The Organization of the Petroleum Exporting Countries’ (OPEC) recent bullishness about demand resonated with oil traders on Monday after the cartel released its latest monthly report, enough for two key benchmarks to rise by over 1 percent.
Brent settled up $1.09 at $82.52 per barrel while West Texas Intermediate settled up $1.09 at $78.26 per barrel.
OPEC in its report reiterated its earlier stance that fundamentals remain strong and speculators are to blame for price drops; it also slightly increased its 2023 global oil demand forecast and maintained a strong outlook for the new year.
Fawad Razaqzada, an analyst at City Index, theorized that further price declines may be limited: "Given that oil prices have weakened in the last few weeks, Saudi Arabia and Russia will likely continue with their voluntary supply cuts into next year; this should therefore limit the downside potential.”
But given the schizophrenic behaviour of oil traders, RBC Capital Markets analysts including Michael Tran did not share Razaqzada’s optimism.
While writing in a note that the futures market appeared oversold, they cautioned that a price rally may be short lived considering factors such as high interest rates are causing persistent demand fears.
Also, concerns about tight supplies maybe unfounded: Bloomberg noted that “Supplies from Middle East — the source of about a third of the world’s crude — remain unaffected by the conflict between Israel and Hamas, while shipments from Russia and the U.S. are increasing.”
Contributing to this seeming abundance was OPEC, whose crude production rose in October by 80,000 barrels per day (bpd) compared to September; total production from all 13 OPEC members averaged 27.90 million bpd in October, up by 80,000 bpd month-on-month.
However, OPEC stated that, “Crude production in October remained well-below the agreed level related to production adjustments under the Declaration of Cooperation (DoC): for example, Nigeria has seen some production increase, but remained well below its required production level.”

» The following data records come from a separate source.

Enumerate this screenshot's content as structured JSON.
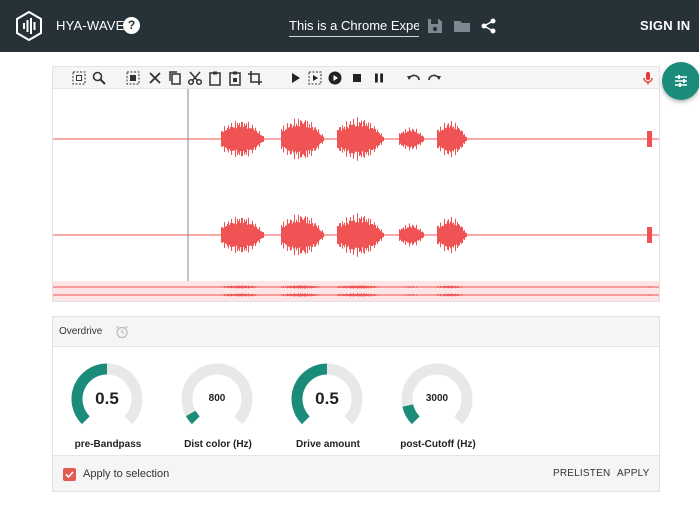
{
  "header": {
    "app_name": "HYA-WAVE",
    "help_glyph": "?",
    "project_title": "This is a Chrome Experi",
    "sign_in_label": "SIGN IN"
  },
  "toolbar": {
    "tools": [
      {
        "name": "select-region-icon"
      },
      {
        "name": "zoom-icon"
      },
      {
        "name": "select-all-icon"
      },
      {
        "name": "delete-icon"
      },
      {
        "name": "copy-icon"
      },
      {
        "name": "cut-icon"
      },
      {
        "name": "paste-icon"
      },
      {
        "name": "paste-mix-icon"
      },
      {
        "name": "crop-icon"
      },
      {
        "name": "play-icon"
      },
      {
        "name": "play-selection-icon"
      },
      {
        "name": "loop-play-icon"
      },
      {
        "name": "stop-icon"
      },
      {
        "name": "pause-icon"
      },
      {
        "name": "undo-icon"
      },
      {
        "name": "redo-icon"
      }
    ],
    "record_icon": "microphone-icon"
  },
  "effects": {
    "title": "Overdrive",
    "knobs": [
      {
        "value": "0.5",
        "label": "pre-Bandpass",
        "fraction": 0.5
      },
      {
        "value": "800",
        "label": "Dist color (Hz)",
        "fraction": 0.06
      },
      {
        "value": "0.5",
        "label": "Drive amount",
        "fraction": 0.5
      },
      {
        "value": "3000",
        "label": "post-Cutoff (Hz)",
        "fraction": 0.12
      }
    ],
    "apply_to_selection_label": "Apply to selection",
    "apply_to_selection_checked": true,
    "prelisten_label": "PRELISTEN",
    "apply_label": "APPLY"
  },
  "colors": {
    "header_bg": "#263238",
    "accent": "#1b8c7a",
    "waveform": "#f05353",
    "record": "#e53935"
  }
}
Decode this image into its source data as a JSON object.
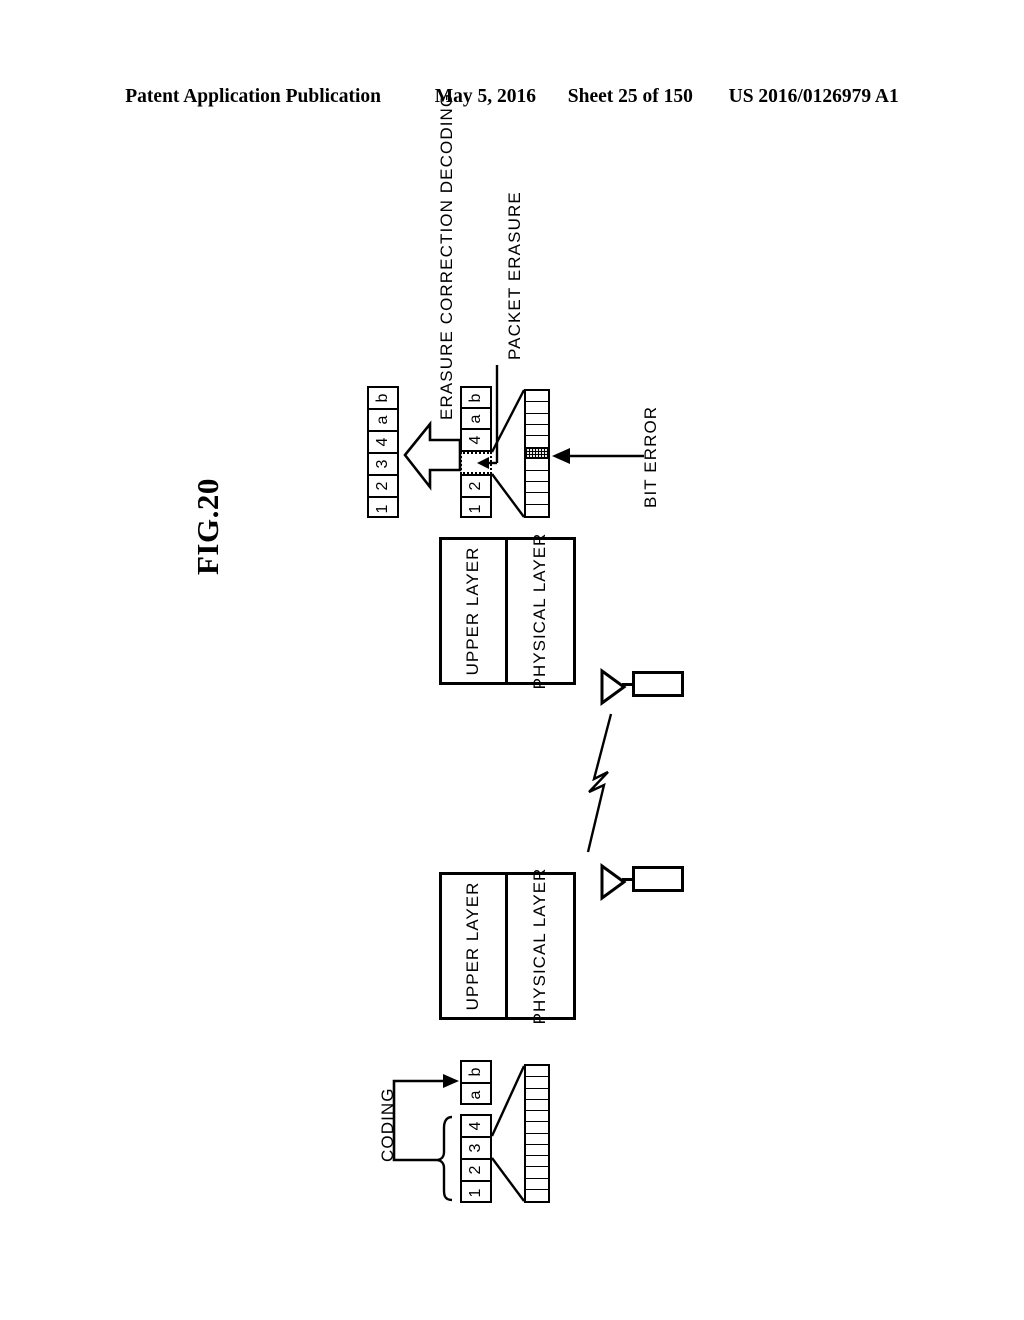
{
  "header": {
    "publication": "Patent Application Publication",
    "date": "May 5, 2016",
    "sheet": "Sheet 25 of 150",
    "docnum": "US 2016/0126979 A1"
  },
  "figure": {
    "label": "FIG.20",
    "ink_color": "#000000",
    "paper_color": "#ffffff"
  },
  "captions": {
    "erasure_correction_decoding": "ERASURE CORRECTION DECODING",
    "packet_erasure": "PACKET ERASURE",
    "bit_error": "BIT ERROR",
    "coding": "CODING"
  },
  "receiver": {
    "decoded_packets": {
      "name": "decoded-packet-sequence",
      "cells": [
        "1",
        "2",
        "3",
        "4",
        "a",
        "b"
      ]
    },
    "received_packets": {
      "name": "received-packet-sequence",
      "cells": [
        "1",
        "2",
        "",
        "4",
        "a",
        "b"
      ],
      "erased_index": 2,
      "erased_label": ""
    },
    "bitstream": {
      "name": "receiver-bitstream",
      "bit_count": 11,
      "error_bit_index": 5
    },
    "stack": {
      "upper_layer": "UPPER LAYER",
      "physical_layer": "PHYSICAL LAYER"
    },
    "antenna": "receiver-antenna"
  },
  "transmitter": {
    "parity_packets": {
      "name": "parity-packet-sequence",
      "cells": [
        "a",
        "b"
      ]
    },
    "information_packets": {
      "name": "information-packet-sequence",
      "cells": [
        "1",
        "2",
        "3",
        "4"
      ]
    },
    "bitstream": {
      "name": "transmitter-bitstream",
      "bit_count": 12
    },
    "stack": {
      "upper_layer": "UPPER LAYER",
      "physical_layer": "PHYSICAL LAYER"
    },
    "antenna": "transmitter-antenna"
  },
  "channel": {
    "name": "wireless-channel",
    "symbol": "lightning-bolt"
  }
}
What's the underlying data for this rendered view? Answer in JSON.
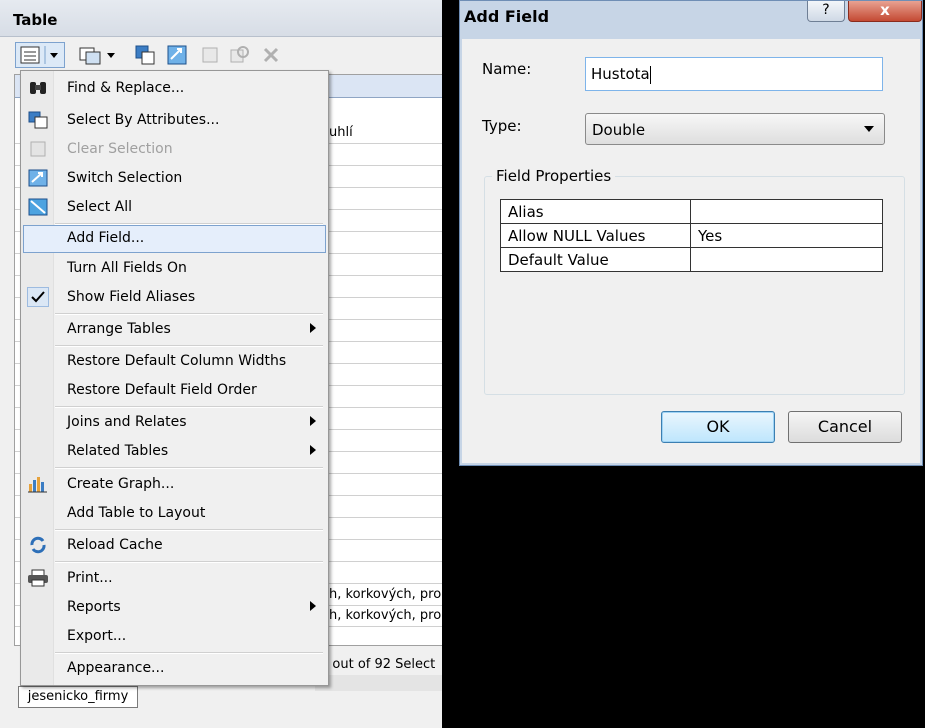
{
  "table_window": {
    "title": "Table",
    "tab_label": "jesenicko_firmy",
    "status_text": "0 out of 92 Select",
    "cell_values": [
      "uhlí",
      "h, korkových, pro",
      "h, korkových, pro"
    ]
  },
  "context_menu": {
    "items": [
      {
        "label": "Find & Replace...",
        "icon": "binoculars-icon"
      },
      {
        "label": "Select By Attributes...",
        "icon": "select-by-attributes-icon"
      },
      {
        "label": "Clear Selection",
        "icon": "clear-selection-icon",
        "disabled": true
      },
      {
        "label": "Switch Selection",
        "icon": "switch-selection-icon"
      },
      {
        "label": "Select All",
        "icon": "select-all-icon"
      },
      {
        "label": "Add Field...",
        "highlighted": true
      },
      {
        "label": "Turn All Fields On"
      },
      {
        "label": "Show Field Aliases",
        "icon": "checkmark-icon",
        "checked": true
      },
      {
        "label": "Arrange Tables",
        "submenu": true
      },
      {
        "label": "Restore Default Column Widths"
      },
      {
        "label": "Restore Default Field Order"
      },
      {
        "label": "Joins and Relates",
        "submenu": true
      },
      {
        "label": "Related Tables",
        "submenu": true
      },
      {
        "label": "Create Graph...",
        "icon": "graph-icon"
      },
      {
        "label": "Add Table to Layout"
      },
      {
        "label": "Reload Cache",
        "icon": "reload-icon"
      },
      {
        "label": "Print...",
        "icon": "printer-icon"
      },
      {
        "label": "Reports",
        "submenu": true
      },
      {
        "label": "Export..."
      },
      {
        "label": "Appearance..."
      }
    ]
  },
  "dialog": {
    "title": "Add Field",
    "help_label": "?",
    "close_label": "x",
    "name_label": "Name:",
    "name_value": "Hustota",
    "type_label": "Type:",
    "type_value": "Double",
    "field_properties_label": "Field Properties",
    "properties": [
      {
        "key": "Alias",
        "value": ""
      },
      {
        "key": "Allow NULL Values",
        "value": "Yes"
      },
      {
        "key": "Default Value",
        "value": ""
      }
    ],
    "ok_label": "OK",
    "cancel_label": "Cancel"
  },
  "colors": {
    "menu_highlight": "#e5eefb",
    "dialog_frame": "#c7d5e6",
    "close_button": "#c44a33"
  }
}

Finally on Monday, Goldman Sachs possibly influenced trading for upcoming sessions by telling clients it sees energy benefitting from hedging against war-risk premiums in the coming 12 months; it also expects the U.S. Federal Reserve to begin reducing interest rates in the fourth quarter of next year.